Business Community Adds New Face to Campaign to Empower
Small Donors and Ordinary Citizens
NEW YORK, Oct. 25, 2012 /PRNewswire-USNewswire/ -- New York business leaders believe the state's current campaign finance rules benefit major donors at the cost of ordinary citizens– and overwhelmingly want the system reformed, according to a first-of-its-kind survey. Today in Manhattan, the Committee for Economic Development (CED) released results of a Zogby Analytics poll of 300 New York State business leaders. Poll results show that New York business leaders broadly support state campaign finance reform:
- 70 percent of respondents support major changes in the way election campaigns are financed. 88 percent overall support making changes of some kind.
- 62 percent of respondents believe corporate donations are bad for the political process.
- Nearly 70 percent of respondents believe that elected officials in New York are more concerned with the needs of those who finance their campaigns than average New Yorkers.
The findings add a new facet to the campaign to persuade New York legislators to fix the state's controversial campaign finance system.
"I work with businesses of all sizes on Long Island, and these poll results do not surprise me," said David L. Calone, CEO of Jove Equity Partners. "Our leaders in Albany should be assured that if they take up campaign finance reform in a meaningful way, businesses across the state will be there to support them." Calone is also a member of New York Leadership for Accountable Government (NY LEAD), a group of 95 business and civic leaders who support broad campaign finance reforms.

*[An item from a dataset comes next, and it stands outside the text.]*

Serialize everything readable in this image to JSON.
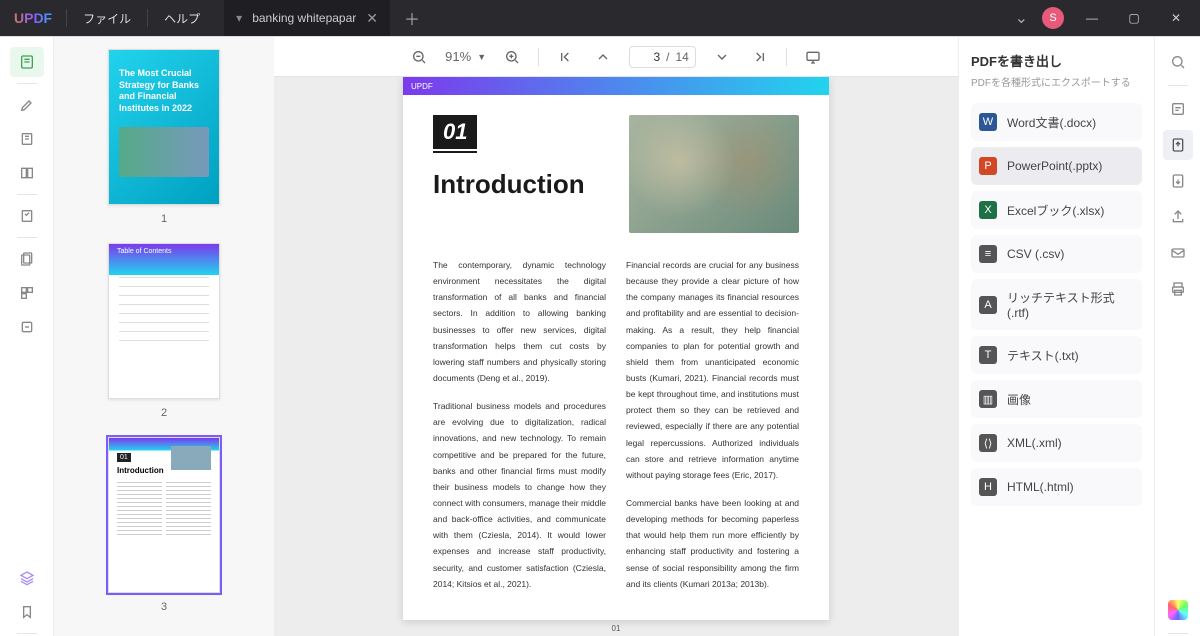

The poll found overwhelming disapproval among business leaders for New York's current campaign finance laws, which allow individuals to contribute up to $60,800 to an elected official. Among the survey's findings:
- 83 percent of business leaders agree that those who give the most get the most from elected officials in Albany.
- Nearly 70 percent of business leaders believe that political contributions from corporations and labor unions have the most influence over a candidate.
- Only 15 percent of business leaders surveyed believe that corporate contributions are good for the political process.
- The Zogby poll also found that business leaders support the central principles of a small donor matching system, similar to that in use in New York City for more than two decades:
- 82 percent of business leaders support creating a system that encourages candidates to fund their campaigns through a broad base of small dollar donors. Only 8 percent surveyed would oppose such an effort.
- 72 percent of business leaders support creating a public financing system that gives citizens the incentive to give small dollar contributions.
"Special business interests make political donations for one purpose- to influence governments to do their bidding," said Jonathan F. P. Rose, President of Jonathan Rose Companies and member of NY LEAD. "Without campaign finance reform, democracy is at risk."
"Business leaders in the state are ready to support thoughtful reforms to our campaign finance system," said Jane Sherburne, BNY Mellon General Counsel and member of NY LEAD. "The new poll demonstrates that they will stand behind legislators who are willing to take serious steps towards making our elections more transparent, fair and competitive."
On the influence of money in politics in Albany, the poll found that business leaders' views are almost identical to those of the public: "There's broad agreement between business leaders and the general public. Everyone wants meaningful reforms. Albany needs to implement small donor matching, reduce contribution limits, increase transparency, put in place fair and nonpartisan enforcement of the rules, and close loopholes," said Kelly Williams, an attorney at the Brennan Center for Justice.
"Business leaders are concerned about the effect of current fundraising practices because they believe the system as it exists does not serve the public's best interest or the interests of the business community," said Mike Petro, Acting President of CED. "Ultimately, it's about competition and thoughtful business leaders recognize that innovation in business and progress on job creation does not come from pursuing short-term gains in a pay-to-play culture, but through competition and innovation in an open marketplace."
CED is a non-profit, non-partisan business-led public policy organization. CED conducts research on major economic and social issues and actively informs and engages the business community in an effort to achieve policy reform for the good of the nation. Membership is made up of some 200 senior corporate executives and university leaders who lead CED's research and outreach efforts.
SOURCE Committee for Economic Development